**Directions:**
Wherever pictures occur in the entries below, leave them out and retype the rest exactly.

(Page and application data records)

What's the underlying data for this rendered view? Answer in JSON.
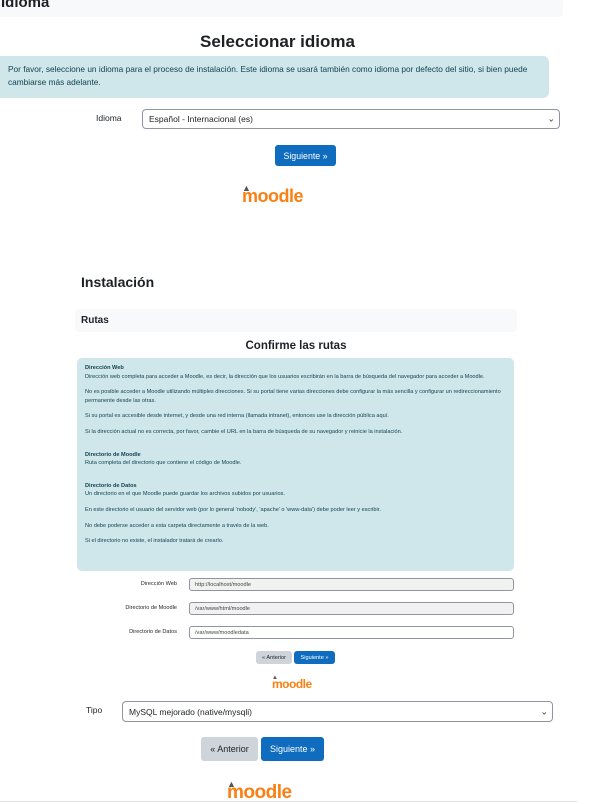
{
  "header": {
    "title": "Idioma"
  },
  "lang_page": {
    "heading": "Seleccionar idioma",
    "info": "Por favor, seleccione un idioma para el proceso de instalación. Este idioma se usará también como idioma por defecto del sitio, si bien puede cambiarse más adelante.",
    "language_label": "Idioma",
    "language_value": "Español - Internacional (es)",
    "next_label": "Siguiente »"
  },
  "logo": {
    "text": "moodle"
  },
  "install": {
    "heading": "Instalación",
    "section": "Rutas",
    "confirm_heading": "Confirme las rutas",
    "info": {
      "web_title": "Dirección Web",
      "web_desc": "Dirección web completa para acceder a Moodle, es decir, la dirección que los usuarios escribirán en la barra de búsqueda del navegador para acceder a Moodle.",
      "web_multi": "No es posible acceder a Moodle utilizando múltiples direcciones. Si su portal tiene varias direcciones debe configurar la más sencilla y configurar un redireccionamiento permanente desde las otras.",
      "web_intranet": "Si su portal es accesible desde internet, y desde una red interna (llamada intranet), entonces use la dirección pública aquí.",
      "web_wrong": "Si la dirección actual no es correcta, por favor, cambie el URL en la barra de búsqueda de su navegador y reinicie la instalación.",
      "dir_title": "Directorio de Moodle",
      "dir_desc": "Ruta completa del directorio que contiene el código de Moodle.",
      "data_title": "Directorio de Datos",
      "data_desc": "Un directorio en el que Moodle puede guardar los archivos subidos por usuarios.",
      "data_perm": "En este directorio el usuario del servidor web (por lo general 'nobody', 'apache' o 'www-data') debe poder leer y escribir.",
      "data_web": "No debe poderse acceder a esta carpeta directamente a través de la web.",
      "data_create": "Si el directorio no existe, el instalador tratará de crearlo."
    },
    "fields": [
      {
        "label": "Dirección Web",
        "value": "http://localhost/moodle"
      },
      {
        "label": "Directorio de Moodle",
        "value": "/var/www/html/moodle"
      },
      {
        "label": "Directorio de Datos",
        "value": "/var/www/moodledata"
      }
    ],
    "prev_label": "« Anterior",
    "next_label": "Siguiente »"
  },
  "db_page": {
    "type_label": "Tipo",
    "type_value": "MySQL mejorado (native/mysqli)",
    "prev_label": "« Anterior",
    "next_label": "Siguiente »"
  },
  "colors": {
    "primary": "#0f6cbf",
    "info_bg": "#cfe7ea",
    "moodle_orange": "#f98012"
  }
}
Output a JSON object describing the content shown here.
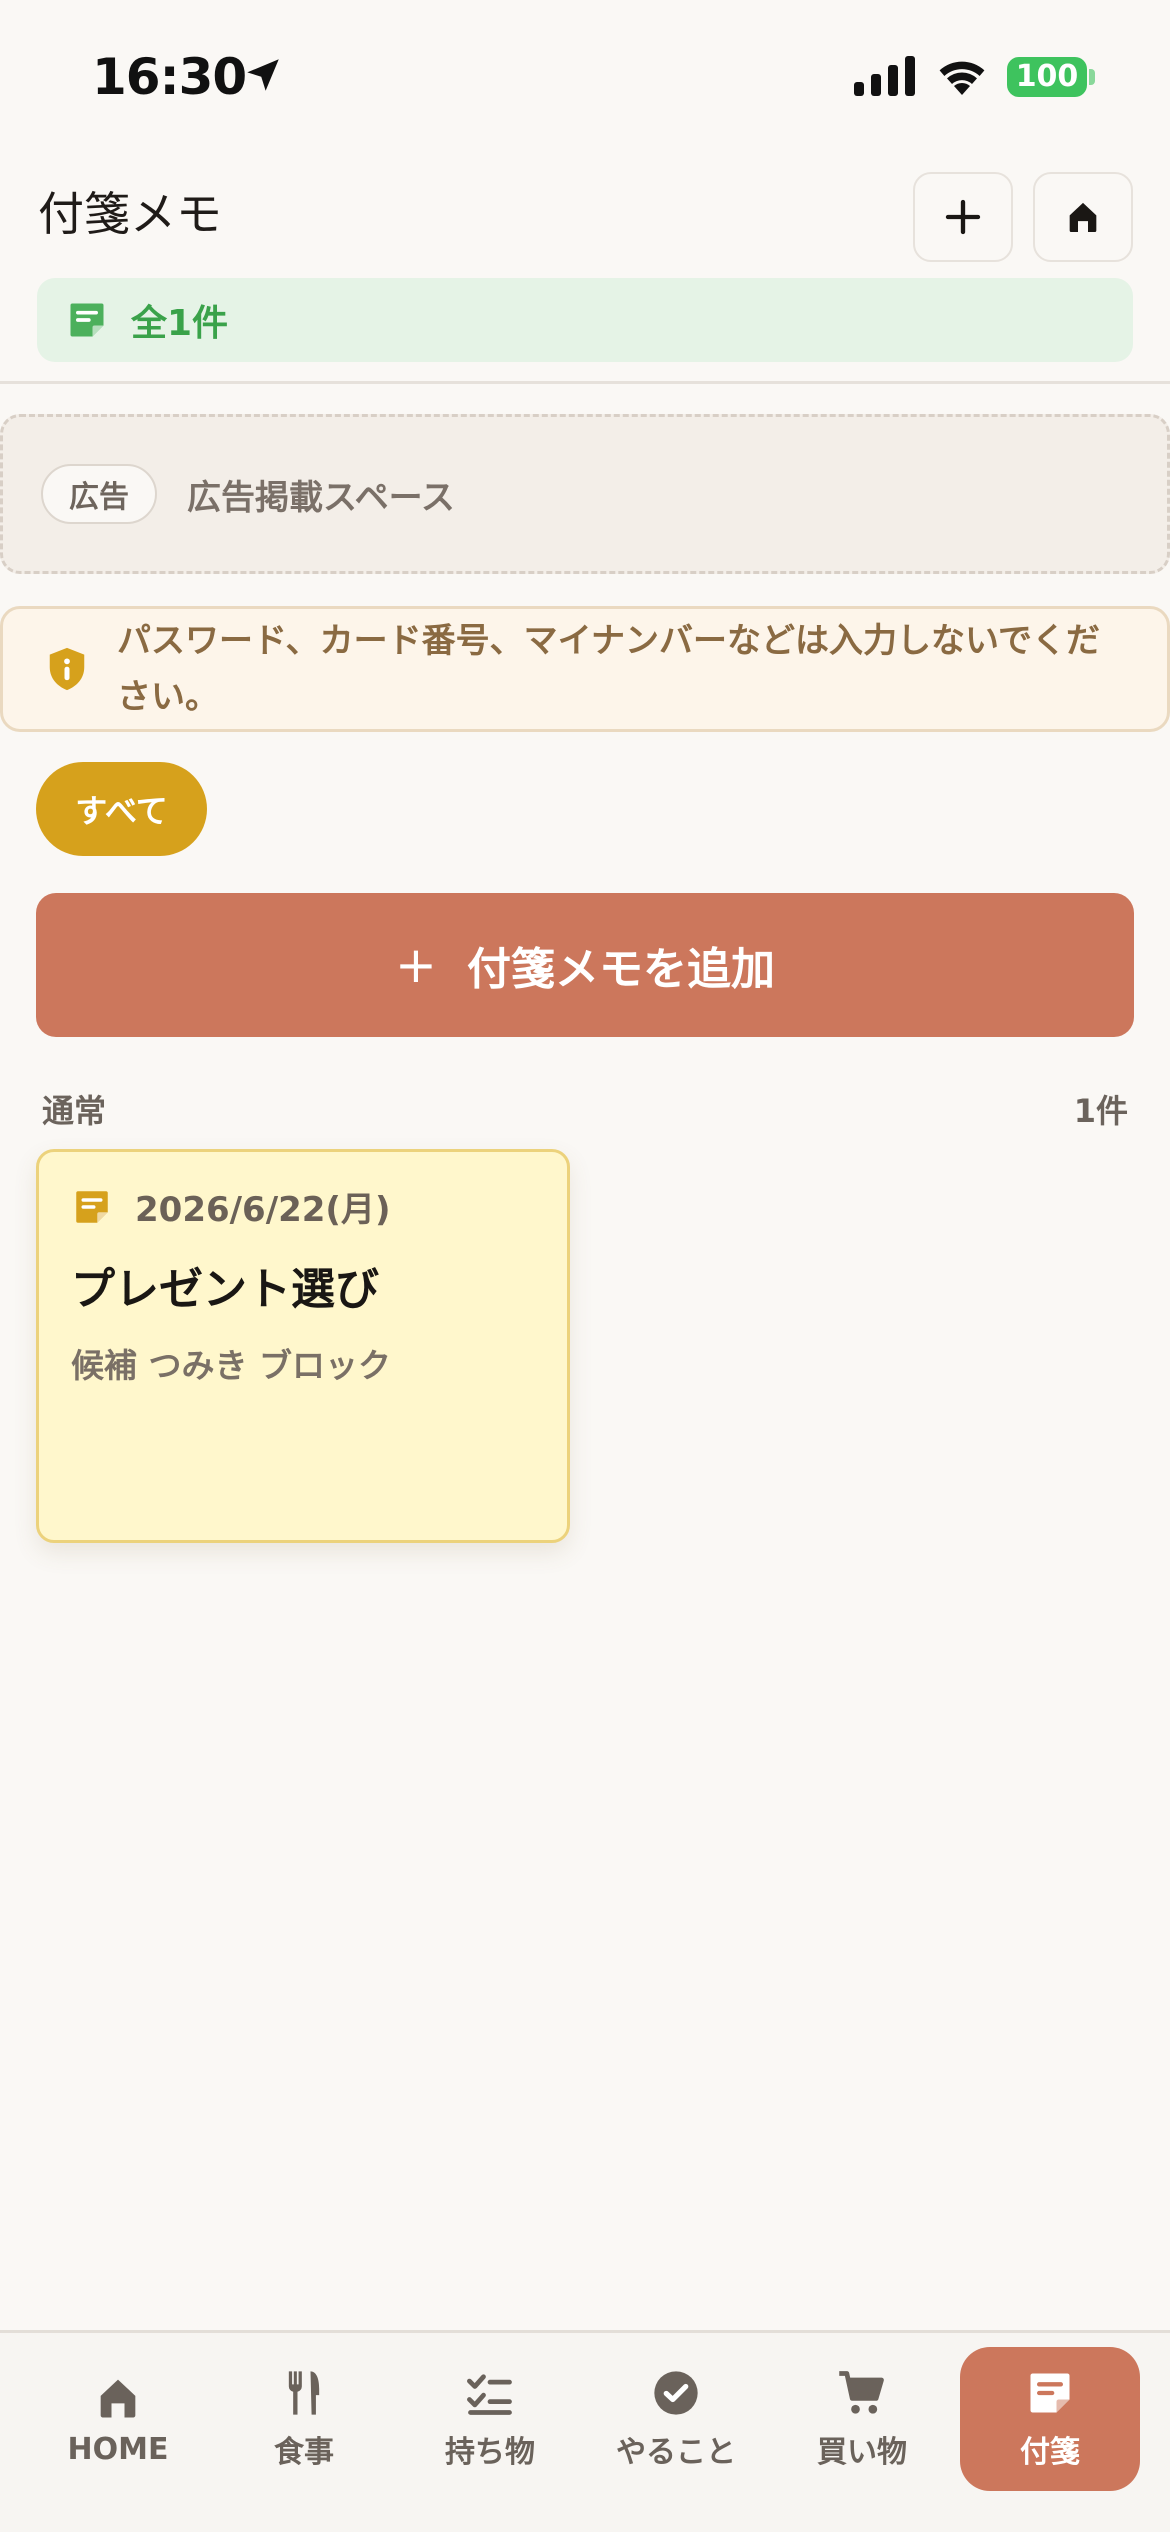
{
  "status_bar": {
    "time": "16:30",
    "battery": "100"
  },
  "header": {
    "title": "付箋メモ"
  },
  "summary": {
    "count_label": "全1件"
  },
  "ad": {
    "badge": "広告",
    "text": "広告掲載スペース"
  },
  "warning": {
    "text": "パスワード、カード番号、マイナンバーなどは入力しないでください。"
  },
  "filter": {
    "all_label": "すべて"
  },
  "add_button": {
    "plus": "+",
    "label": "付箋メモを追加"
  },
  "section": {
    "label": "通常",
    "count": "1件"
  },
  "memos": [
    {
      "date": "2026/6/22(月)",
      "title": "プレゼント選び",
      "body": "候補 つみき ブロック"
    }
  ],
  "tabs": [
    {
      "label": "HOME",
      "icon": "home-icon"
    },
    {
      "label": "食事",
      "icon": "fork-knife-icon"
    },
    {
      "label": "持ち物",
      "icon": "checklist-icon"
    },
    {
      "label": "やること",
      "icon": "check-circle-icon"
    },
    {
      "label": "買い物",
      "icon": "cart-icon"
    },
    {
      "label": "付箋",
      "icon": "sticky-note-icon",
      "active": true
    }
  ],
  "colors": {
    "accent": "#cc775c",
    "gold": "#d6a11c",
    "green": "#3aa24a",
    "note_bg": "#fff7cc"
  }
}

**Written reply:**
What's the underlying data for this rendered view? Answer in JSON.
{
  "header": {
    "title": "Idioma"
  },
  "lang_page": {
    "heading": "Seleccionar idioma",
    "info": "Por favor, seleccione un idioma para el proceso de instalación. Este idioma se usará también como idioma por defecto del sitio, si bien puede cambiarse más adelante.",
    "language_label": "Idioma",
    "language_value": "Español - Internacional (es)",
    "next_label": "Siguiente »"
  },
  "logo": {
    "text": "moodle"
  },
  "install": {
    "heading": "Instalación",
    "section": "Rutas",
    "confirm_heading": "Confirme las rutas",
    "info": {
      "web_title": "Dirección Web",
      "web_desc": "Dirección web completa para acceder a Moodle, es decir, la dirección que los usuarios escribirán en la barra de búsqueda del navegador para acceder a Moodle.",
      "web_multi": "No es posible acceder a Moodle utilizando múltiples direcciones. Si su portal tiene varias direcciones debe configurar la más sencilla y configurar un redireccionamiento permanente desde las otras.",
      "web_intranet": "Si su portal es accesible desde internet, y desde una red interna (llamada intranet), entonces use la dirección pública aquí.",
      "web_wrong": "Si la dirección actual no es correcta, por favor, cambie el URL en la barra de búsqueda de su navegador y reinicie la instalación.",
      "dir_title": "Directorio de Moodle",
      "dir_desc": "Ruta completa del directorio que contiene el código de Moodle.",
      "data_title": "Directorio de Datos",
      "data_desc": "Un directorio en el que Moodle puede guardar los archivos subidos por usuarios.",
      "data_perm": "En este directorio el usuario del servidor web (por lo general 'nobody', 'apache' o 'www-data') debe poder leer y escribir.",
      "data_web": "No debe poderse acceder a esta carpeta directamente a través de la web.",
      "data_create": "Si el directorio no existe, el instalador tratará de crearlo."
    },
    "fields": [
      {
        "label": "Dirección Web",
        "value": "http://localhost/moodle"
      },
      {
        "label": "Directorio de Moodle",
        "value": "/var/www/html/moodle"
      },
      {
        "label": "Directorio de Datos",
        "value": "/var/www/moodledata"
      }
    ],
    "prev_label": "« Anterior",
    "next_label": "Siguiente »"
  },
  "db_page": {
    "type_label": "Tipo",
    "type_value": "MySQL mejorado (native/mysqli)",
    "prev_label": "« Anterior",
    "next_label": "Siguiente »"
  },
  "colors": {
    "primary": "#0f6cbf",
    "info_bg": "#cfe7ea",
    "moodle_orange": "#f98012"
  }
}
Output a JSON object describing the content shown here.
{
  "status_bar": {
    "time": "16:30",
    "battery": "100"
  },
  "header": {
    "title": "付箋メモ"
  },
  "summary": {
    "count_label": "全1件"
  },
  "ad": {
    "badge": "広告",
    "text": "広告掲載スペース"
  },
  "warning": {
    "text": "パスワード、カード番号、マイナンバーなどは入力しないでください。"
  },
  "filter": {
    "all_label": "すべて"
  },
  "add_button": {
    "plus": "+",
    "label": "付箋メモを追加"
  },
  "section": {
    "label": "通常",
    "count": "1件"
  },
  "memos": [
    {
      "date": "2026/6/22(月)",
      "title": "プレゼント選び",
      "body": "候補 つみき ブロック"
    }
  ],
  "tabs": [
    {
      "label": "HOME",
      "icon": "home-icon"
    },
    {
      "label": "食事",
      "icon": "fork-knife-icon"
    },
    {
      "label": "持ち物",
      "icon": "checklist-icon"
    },
    {
      "label": "やること",
      "icon": "check-circle-icon"
    },
    {
      "label": "買い物",
      "icon": "cart-icon"
    },
    {
      "label": "付箋",
      "icon": "sticky-note-icon",
      "active": true
    }
  ],
  "colors": {
    "accent": "#cc775c",
    "gold": "#d6a11c",
    "green": "#3aa24a",
    "note_bg": "#fff7cc"
  }
}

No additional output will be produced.